Many years ago in my student days I had holiday jobs delivering furniture for a well known retailer.


It was good exercise and the money (for a student) wasn’t bad. Customers seldom tipped but in those days we could – at no charge – take their old sofas and dispose of them. And that was where the real benefit lay. As a matter of routine we would cut open the bottom of the sofa and remove the money that was hidden there. There was always money; sometimes pennies and sometimes pounds. (A pint of beer cost 40p back then).


And so it is in business – pretty much every business has a few pounds hidden down the back of their metophorical sofa. In some cases they are hiding the difference between success and failure.


A regular rummage down the back of sofas should be part of your routine – followed by sewing up the holes that the money slips down. First, you need to think where your sofas might be.


Debtors: The primary and often the largest sofa is your debtor book. Late payments, errant payers, or too generous customer terms. Getting control of your debtor book must take top priority.


Creditors: whilst focussing on debtors, why not take a look at your creditor terms – actual & implied?

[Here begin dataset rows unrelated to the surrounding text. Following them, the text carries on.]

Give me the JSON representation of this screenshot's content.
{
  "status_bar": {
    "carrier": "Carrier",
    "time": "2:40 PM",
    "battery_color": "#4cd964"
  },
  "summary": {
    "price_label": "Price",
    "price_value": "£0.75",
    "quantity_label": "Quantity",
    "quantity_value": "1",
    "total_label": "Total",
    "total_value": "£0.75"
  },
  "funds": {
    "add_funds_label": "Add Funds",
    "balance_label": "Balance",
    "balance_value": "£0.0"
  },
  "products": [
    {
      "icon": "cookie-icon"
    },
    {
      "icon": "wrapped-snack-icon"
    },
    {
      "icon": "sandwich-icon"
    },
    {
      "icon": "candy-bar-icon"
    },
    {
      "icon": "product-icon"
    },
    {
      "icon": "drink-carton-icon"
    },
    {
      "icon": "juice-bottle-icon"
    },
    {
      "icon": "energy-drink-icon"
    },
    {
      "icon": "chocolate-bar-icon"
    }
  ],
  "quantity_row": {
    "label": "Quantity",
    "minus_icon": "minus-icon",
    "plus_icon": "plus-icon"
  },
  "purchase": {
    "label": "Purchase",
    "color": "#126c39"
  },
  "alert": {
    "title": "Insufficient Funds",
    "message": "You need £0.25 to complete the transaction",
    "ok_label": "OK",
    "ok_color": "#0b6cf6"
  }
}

Recurring payments: Looking through bank statements can be quite revealing. It isn’t uncommon for small, recurring sums to go from the account on a long finished contract or sometimes for absolutely no explicable reason.


Contract reviews: Similar to recurring payments, it pays to have a periodic review of all ongoing contracts to establish whether they are still valid, or still the best option. Also take a close look at terminations. Don’t fall into the trap of believing a contract will automatically end when you think it will.


Stocks: There is a common belief that it is good to hold as much stock as possible. Stock might be an asset on your balance sheet, but all the time it is on your shelves it is a costly, depreciating liability. Just in time might be a bit risky for many small businesses – but you should aim to get as close as possible.


Cash at bank: Odd though it sounds, a too-healthy bank balance can cause huge complacency and lead to inefficiency. Not only can your cash work harder than sitting in a current account, keeping it lean will keep you focussed on efficiency.


Each business is different but every business has cash sofas – find yours and have a rummage!